You only have to register once to be able to vote. To check if you're already on the electoral register contact us.

Who can register?

You can register to vote if you are:

  • 16 or over (although you cannot vote until you are 18)
  • Living at an address in Bury
  • A British Citizen
  • An Irish, Commonwealth or EU Citizen

Why register?

  • You must be on the Electoral Register to vote in all elections and referenda held in the UK, including local elections.
  • By law you must register to vote or you could be fined up to £80
  • If you are not on the electoral register you may find it harder to get a loan, mortgage, finance agreement or even a mobile phone contract as the electoral register is used by credit agencies as part of their checks.

Students and second homeowners

If your split your time between two addresses, for example if you're a student and have a home address and a term time address or if you own and reside in more than one property, you can register at both addresses as long as they're not both in the same local authority.

Registering to vote if you're in the armed forces

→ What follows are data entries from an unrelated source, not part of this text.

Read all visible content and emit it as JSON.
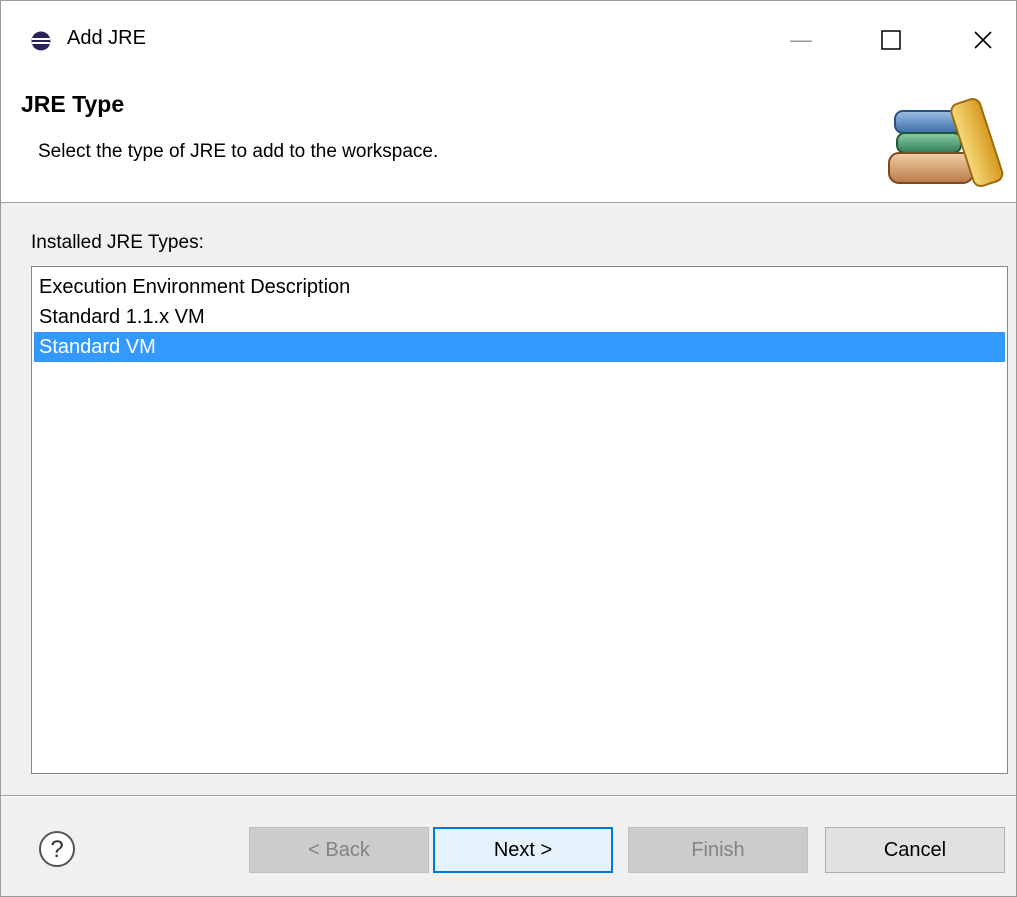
{
  "window": {
    "title": "Add JRE",
    "controls": {
      "minimize": "—",
      "maximize": "☐",
      "close": "✕"
    }
  },
  "banner": {
    "title": "JRE Type",
    "description": "Select the type of JRE to add to the workspace.",
    "icon": "books-icon"
  },
  "list": {
    "label": "Installed JRE Types:",
    "items": [
      {
        "label": "Execution Environment Description",
        "selected": false
      },
      {
        "label": "Standard 1.1.x VM",
        "selected": false
      },
      {
        "label": "Standard VM",
        "selected": true
      }
    ]
  },
  "buttons": {
    "help_icon": "help-icon",
    "back": "< Back",
    "next": "Next >",
    "finish": "Finish",
    "cancel": "Cancel"
  },
  "colors": {
    "selection": "#3399ff",
    "default_button_border": "#0078d7",
    "disabled_text": "#838383"
  }
}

People in the armed forces, and their spouses and civil partners can register to vote as a service voter or as an ordinary elector.

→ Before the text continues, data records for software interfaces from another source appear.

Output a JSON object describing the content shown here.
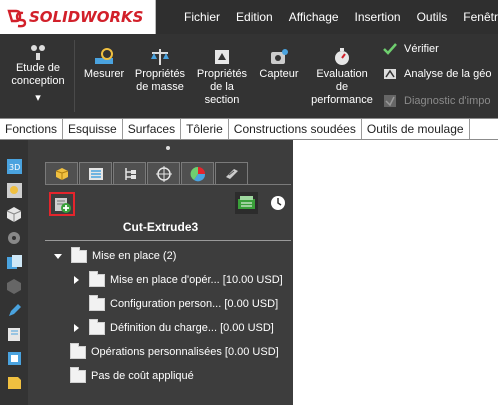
{
  "app": {
    "logo_text": "SOLIDWORKS"
  },
  "menu": [
    "Fichier",
    "Edition",
    "Affichage",
    "Insertion",
    "Outils",
    "Fenêtre"
  ],
  "ribbon": {
    "study": [
      "Etude de",
      "conception"
    ],
    "measure": "Mesurer",
    "mass_props": [
      "Propriétés",
      "de masse"
    ],
    "section_props": [
      "Propriétés",
      "de la",
      "section"
    ],
    "sensor": "Capteur",
    "perf_eval": [
      "Evaluation",
      "de",
      "performance"
    ],
    "verify": "Vérifier",
    "geom_analysis": "Analyse de la géo",
    "import_diag": "Diagnostic d'impo"
  },
  "command_tabs": [
    "Fonctions",
    "Esquisse",
    "Surfaces",
    "Tôlerie",
    "Constructions soudées",
    "Outils de moulage"
  ],
  "left_strip_icons": [
    "3d-box-icon",
    "palette-icon",
    "cube-view-icon",
    "gear-cube-icon",
    "design-library-icon",
    "grey-cube-icon",
    "pencil-icon",
    "book-icon",
    "cube-blue-icon",
    "cube-sheet-icon"
  ],
  "panel_tabs": [
    "feature-manager-icon",
    "property-manager-icon",
    "configuration-manager-icon",
    "dimxpert-icon",
    "display-manager-icon",
    "costing-icon"
  ],
  "costing": {
    "title": "Cut-Extrude3",
    "tree": [
      {
        "label": "Mise en place (2)",
        "indent": 0,
        "caret": "down"
      },
      {
        "label": "Mise en place d'opér... [10.00 USD]",
        "indent": 1,
        "caret": "right"
      },
      {
        "label": "Configuration person... [0.00 USD]",
        "indent": 1,
        "caret": "none"
      },
      {
        "label": "Définition du charge... [0.00 USD]",
        "indent": 1,
        "caret": "right"
      },
      {
        "label": "Opérations personnalisées [0.00 USD]",
        "indent": 0,
        "caret": "none"
      },
      {
        "label": "Pas de coût appliqué",
        "indent": 0,
        "caret": "none"
      }
    ]
  },
  "colors": {
    "accent": "#e4252c",
    "panel": "#3d3d3d",
    "ribbon": "#333333"
  }
}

If you're based overseas or expect to be posted abroad in the next year you should register to vote as a service voter. This will allow you to be registered at a fixed address in the UK even if you move abroad. A service voter registration also lasts five years so once you are registered you shouldn't have to worry about it whilst posted overseas.

You can register to vote at - Register to vote and will need information such as your service number. However if you will be based in the UK we recommend registering to vote as an ordinary elector.

Overseas voters

If you are a UK citizen living abroad you can register to vote for the UK Parliamentary General Elections if you have been registered to vote in the UK in the last 15 years.  You will be asked the address where you were last registered to vote as part of your application.  It will be this area where your vote will be counted.

Proxy voting: If you are not based in the UK you can appoint a proxy to vote on your behalf (see: Electoral Commission - Voting by proxy).  As an overseas elector we would advise that you apply to vote by proxy if possible. Your appointed proxy has to attend the polling station you were last registered to vote at, so make sure that the person you appoint is familiar with where you would have previously voted.

Postal vote: If you are registered as an overseas elector you can apply to vote by post (see: Electoral Commission - Voting by post). You will need to make sure you have time to receive and return your ballot papers by polling day. If you have opted to vote by postal vote and it does not arrive in time or gets lost in the post, you cannot then change your method of voting. By law, all postal votes must be posted out, we are not allowed to email them to electors

When your name will appear on the register

By law the Electoral Register is updated on the first working day of every month except October and November.

Open register

Open register is a version of the electoral register that's available for anyone to who wants to buy a copy. Every person applying to become registered will be asked if they want their details excluded from the open register. Opting out doesn't affect your right to vote or credit status. You can opt out of the open register at:

Opt out of the Open Register

Contact for Elections